As one commentator observes, “Nehemiah (had) no other choice because intermarriages within the family of the high priest were unacceptable to God himself.” (2) This likely accounts for Nehemiah’s closing prayer regarding this matter: “Remember them, O my God, because they have defiled the priesthood and the covenant of the priesthood and the Levites” (Nehemiah 13:29).
(1) Constable, Thomas. DD. “Commentary on Nehemiah 13:1”. “Expository Notes of Dr. Thomas Constable”. “http://www.studylight.org/commentaries/dcc/view.cgi?bk=ne&ch=13“. 2012.
(2) Elwell, W. A. (1995). Evangelical Commentary on the Bible (Vol. 3, Ne 13:23). Grand Rapids, MI: Baker Book House.
“Thus I cleansed them of everything pagan. I also assigned duties to the priests and the Levites, each to his service, and to bringing the wood offering and the firstfruits at appointed times. Remember me, O my God, for good!” (Nehemiah 13:30-31).
The Biblical book of Nehemiah provides us with the real-life account of a man who successfully overcame a number of genuine obstacles to fulfill God’s calling on his life- and the negative spiritual environment that Nehemiah encountered upon his return to Jerusalem reminds us that it is possible to suffer similar kinds of lapses if we are not diligent to attend to daily spiritual growth
In part, Nehemiah’s commitment to rebuild Jerusalem’s perimeter wall and his subsequent effort to recover the spiritual reforms he had formerly established illustrates the need to be steadfast in our commitment to lead a God-honoring life. You see, anyone who is not moving forward is always in danger of falling behind, and as we are encouraged in the New Testament book of 2 John, “Be on your guard, then, so that you will not lose what we have worked for, but will receive your reward in full” (2 John 7:8 GNB).
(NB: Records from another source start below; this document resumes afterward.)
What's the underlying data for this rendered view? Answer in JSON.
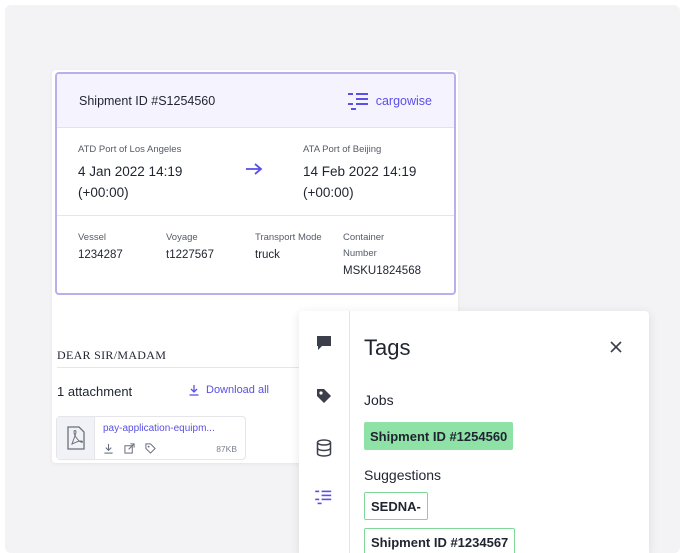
{
  "shipment": {
    "title": "Shipment ID #S1254560",
    "brand": "cargowise",
    "departure": {
      "label": "ATD Port of Los Angeles",
      "time": "4 Jan 2022 14:19 (+00:00)"
    },
    "arrival": {
      "label": "ATA Port of Beijing",
      "time": "14 Feb 2022 14:19 (+00:00)"
    },
    "details": [
      {
        "label": "Vessel",
        "value": "1234287"
      },
      {
        "label": "Voyage",
        "value": "t1227567"
      },
      {
        "label": "Transport Mode",
        "value": "truck"
      },
      {
        "label": "Container Number",
        "value": "MSKU1824568"
      }
    ]
  },
  "email": {
    "salutation": "DEAR SIR/MADAM",
    "attachments_count": "1 attachment",
    "download_all": "Download all",
    "file": {
      "name": "pay-application-equipm...",
      "size": "87KB"
    }
  },
  "tags": {
    "title": "Tags",
    "jobs_label": "Jobs",
    "jobs": [
      "Shipment ID #1254560"
    ],
    "suggestions_label": "Suggestions",
    "suggestions": [
      "SEDNA-",
      "Shipment ID #1234567"
    ]
  },
  "icons": {
    "rail": [
      "comment-icon",
      "tag-icon",
      "database-icon",
      "cargowise-icon"
    ],
    "close": "close-icon",
    "arrow": "arrow-right-icon",
    "download": "download-icon",
    "pdf": "pdf-file-icon"
  },
  "colors": {
    "accent": "#5a50e6",
    "card_border": "#b7b0ef",
    "header_bg": "#f5f4fe",
    "tag_green": "#8fe2a6",
    "tag_border": "#7fd89a"
  }
}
As mentioned previously, anyone who prayerfully and regularly attends to the important spiritual disciplines of prayer, Bible study, communion, and regular church attendance is someone who will be well-positioned to avoid the dangers found within this chapter. For those who may be lacking such diligence, the solution is to prayerfully seek God’s enablement by the Holy Spirit for, “God is the one who enables you both to want and to actually live out his good purposes” (Philippians 2:13 CEB).
Nehemiah’s closing prayer (“Remember me with favor, O my God” [NIV]) is also significant for what it doesn’t say. Note that Nehemiah did not ask God to remember him for his success in rebuilding Jerusalem’s wall or for his efforts in bringing about the spiritual and cultural reforms that are detailed throughout this book. Instead, he simply asked God to remember him favorably, a request that would serve well as a fitting epitaph for anyone who seeks to honor God
Nehemiah serves as a positive role model for God’s people of every generation and in the words of one source, “Nehemiah’s single mindedness of purpose, attention to detail, willingness to delegate authority, dedication to service, and dependence on God were combined in a man who can simply be labeled as a servant of God.” (1)
(1) Constable, Thomas. DD. “Commentary on Nehemiah 13:1”. “Expository Notes of Dr. Thomas Constable”. “http://www.studylight.org/commentaries/dcc/view.cgi?bk=ne&ch=13“. 2012.